Exercise aim —
Copy all lines of the listing that include the string "Document".

Exercise data —
┏━━

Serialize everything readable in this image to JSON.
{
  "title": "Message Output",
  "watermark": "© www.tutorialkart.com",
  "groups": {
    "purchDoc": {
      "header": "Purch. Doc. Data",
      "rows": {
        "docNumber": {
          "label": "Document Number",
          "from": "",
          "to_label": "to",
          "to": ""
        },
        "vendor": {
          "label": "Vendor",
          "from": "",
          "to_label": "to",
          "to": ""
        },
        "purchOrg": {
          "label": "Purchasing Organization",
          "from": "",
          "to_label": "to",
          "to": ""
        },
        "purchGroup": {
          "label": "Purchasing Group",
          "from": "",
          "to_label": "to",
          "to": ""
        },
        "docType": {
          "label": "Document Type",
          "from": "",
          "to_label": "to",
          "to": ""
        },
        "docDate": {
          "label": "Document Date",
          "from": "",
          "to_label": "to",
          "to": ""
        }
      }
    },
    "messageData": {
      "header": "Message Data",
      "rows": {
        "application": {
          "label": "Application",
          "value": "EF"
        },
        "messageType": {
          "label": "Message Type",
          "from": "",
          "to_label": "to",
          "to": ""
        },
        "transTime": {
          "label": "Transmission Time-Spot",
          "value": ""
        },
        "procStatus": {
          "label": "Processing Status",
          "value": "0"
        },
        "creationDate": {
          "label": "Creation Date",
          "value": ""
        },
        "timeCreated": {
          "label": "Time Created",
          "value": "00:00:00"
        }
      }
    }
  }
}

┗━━

Exercise output —
          "label": "Document Number",
          "label": "Document Type",
          "label": "Document Date",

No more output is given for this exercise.